Currently, options for male contraception are limited to condoms, withdrawal, or vasectomy. An effective means of male birth control could reduce high rates of unplanned pregnancies and abortions. To date, the only male contraceptive drugs being tested in humans are hormonal agents that affect testosterone, the primary male reproductive hormone. These regimens could potentially have unwanted side effects in some individuals.
To try to find a non-hormonal alternative, researchers funded by the
Contraception Research Branch (CRB) tested the effect of a chemical called JQ1 on sperm production and reproduction in male mice. JQ1 blocks the activity of a protein that is essential for sperm production.

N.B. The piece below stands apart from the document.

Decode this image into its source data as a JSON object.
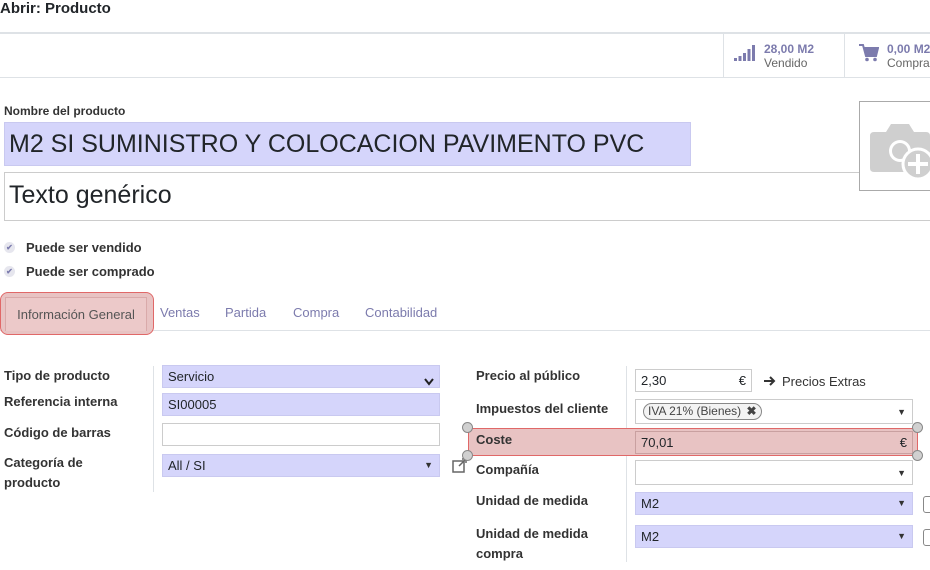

Treating male mice with JQ1 reduced both the number of sperm and the sperm’s ability to move around. All of the JQ1-treated mice mated normally but did not impregnate females. The chemical did not affect males’ hormone levels, and its effects were completely reversible, so males previously treated with JQ1 fully recovered the ability to impregnate females. The resulting pups appeared to be normal and healthy.
These findings suggest that JQ1, or a similar compound, could be an effective non-hormonal means of contraception in human males (PMID: 22901802).